Dataset rows for apps and sites:
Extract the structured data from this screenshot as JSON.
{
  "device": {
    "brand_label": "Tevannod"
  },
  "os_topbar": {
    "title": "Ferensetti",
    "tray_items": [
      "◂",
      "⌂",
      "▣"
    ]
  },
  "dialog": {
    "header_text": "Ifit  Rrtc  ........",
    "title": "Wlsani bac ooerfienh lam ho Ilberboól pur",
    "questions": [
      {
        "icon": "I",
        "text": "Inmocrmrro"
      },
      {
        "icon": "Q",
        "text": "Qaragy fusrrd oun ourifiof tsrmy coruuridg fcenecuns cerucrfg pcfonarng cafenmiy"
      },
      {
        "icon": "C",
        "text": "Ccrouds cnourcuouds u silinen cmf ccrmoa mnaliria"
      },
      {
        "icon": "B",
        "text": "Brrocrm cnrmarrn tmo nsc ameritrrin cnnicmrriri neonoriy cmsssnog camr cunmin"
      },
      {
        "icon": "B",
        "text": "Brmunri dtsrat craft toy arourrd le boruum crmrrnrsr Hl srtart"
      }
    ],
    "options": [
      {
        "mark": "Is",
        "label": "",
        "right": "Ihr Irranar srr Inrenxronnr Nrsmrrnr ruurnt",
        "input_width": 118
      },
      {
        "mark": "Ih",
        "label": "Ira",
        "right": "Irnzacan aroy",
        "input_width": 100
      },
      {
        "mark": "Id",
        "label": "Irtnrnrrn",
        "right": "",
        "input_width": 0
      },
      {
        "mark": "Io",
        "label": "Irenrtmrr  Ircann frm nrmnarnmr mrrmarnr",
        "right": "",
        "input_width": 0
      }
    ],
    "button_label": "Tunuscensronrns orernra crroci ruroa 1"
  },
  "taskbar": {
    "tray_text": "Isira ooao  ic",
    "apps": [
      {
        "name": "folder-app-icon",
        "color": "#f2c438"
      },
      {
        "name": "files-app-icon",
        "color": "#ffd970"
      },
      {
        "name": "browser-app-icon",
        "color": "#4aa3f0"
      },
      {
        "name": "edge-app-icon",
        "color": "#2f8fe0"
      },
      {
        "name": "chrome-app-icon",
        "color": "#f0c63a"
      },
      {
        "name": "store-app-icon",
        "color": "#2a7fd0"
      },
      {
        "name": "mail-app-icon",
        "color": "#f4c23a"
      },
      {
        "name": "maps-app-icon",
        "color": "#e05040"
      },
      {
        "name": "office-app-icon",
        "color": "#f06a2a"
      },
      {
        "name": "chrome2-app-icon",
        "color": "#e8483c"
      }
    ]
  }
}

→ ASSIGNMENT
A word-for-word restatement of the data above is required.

→ SOLUTION FOR THIS PROBLEM
Extract the structured data from this screenshot as JSON.
{
  "device": {
    "brand_label": "Tevannod"
  },
  "os_topbar": {
    "title": "Ferensetti",
    "tray_items": [
      "◂",
      "⌂",
      "▣"
    ]
  },
  "dialog": {
    "header_text": "Ifit  Rrtc  ........",
    "title": "Wlsani bac ooerfienh lam ho Ilberboól pur",
    "questions": [
      {
        "icon": "I",
        "text": "Inmocrmrro"
      },
      {
        "icon": "Q",
        "text": "Qaragy fusrrd oun ourifiof tsrmy coruuridg fcenecuns cerucrfg pcfonarng cafenmiy"
      },
      {
        "icon": "C",
        "text": "Ccrouds cnourcuouds u silinen cmf ccrmoa mnaliria"
      },
      {
        "icon": "B",
        "text": "Brrocrm cnrmarrn tmo nsc ameritrrin cnnicmrriri neonoriy cmsssnog camr cunmin"
      },
      {
        "icon": "B",
        "text": "Brmunri dtsrat craft toy arourrd le boruum crmrrnrsr Hl srtart"
      }
    ],
    "options": [
      {
        "mark": "Is",
        "label": "",
        "right": "Ihr Irranar srr Inrenxronnr Nrsmrrnr ruurnt",
        "input_width": 118
      },
      {
        "mark": "Ih",
        "label": "Ira",
        "right": "Irnzacan aroy",
        "input_width": 100
      },
      {
        "mark": "Id",
        "label": "Irtnrnrrn",
        "right": "",
        "input_width": 0
      },
      {
        "mark": "Io",
        "label": "Irenrtmrr  Ircann frm nrmnarnmr mrrmarnr",
        "right": "",
        "input_width": 0
      }
    ],
    "button_label": "Tunuscensronrns orernra crroci ruroa 1"
  },
  "taskbar": {
    "tray_text": "Isira ooao  ic",
    "apps": [
      {
        "name": "folder-app-icon",
        "color": "#f2c438"
      },
      {
        "name": "files-app-icon",
        "color": "#ffd970"
      },
      {
        "name": "browser-app-icon",
        "color": "#4aa3f0"
      },
      {
        "name": "edge-app-icon",
        "color": "#2f8fe0"
      },
      {
        "name": "chrome-app-icon",
        "color": "#f0c63a"
      },
      {
        "name": "store-app-icon",
        "color": "#2a7fd0"
      },
      {
        "name": "mail-app-icon",
        "color": "#f4c23a"
      },
      {
        "name": "maps-app-icon",
        "color": "#e05040"
      },
      {
        "name": "office-app-icon",
        "color": "#f06a2a"
      },
      {
        "name": "chrome2-app-icon",
        "color": "#e8483c"
      }
    ]
  }
}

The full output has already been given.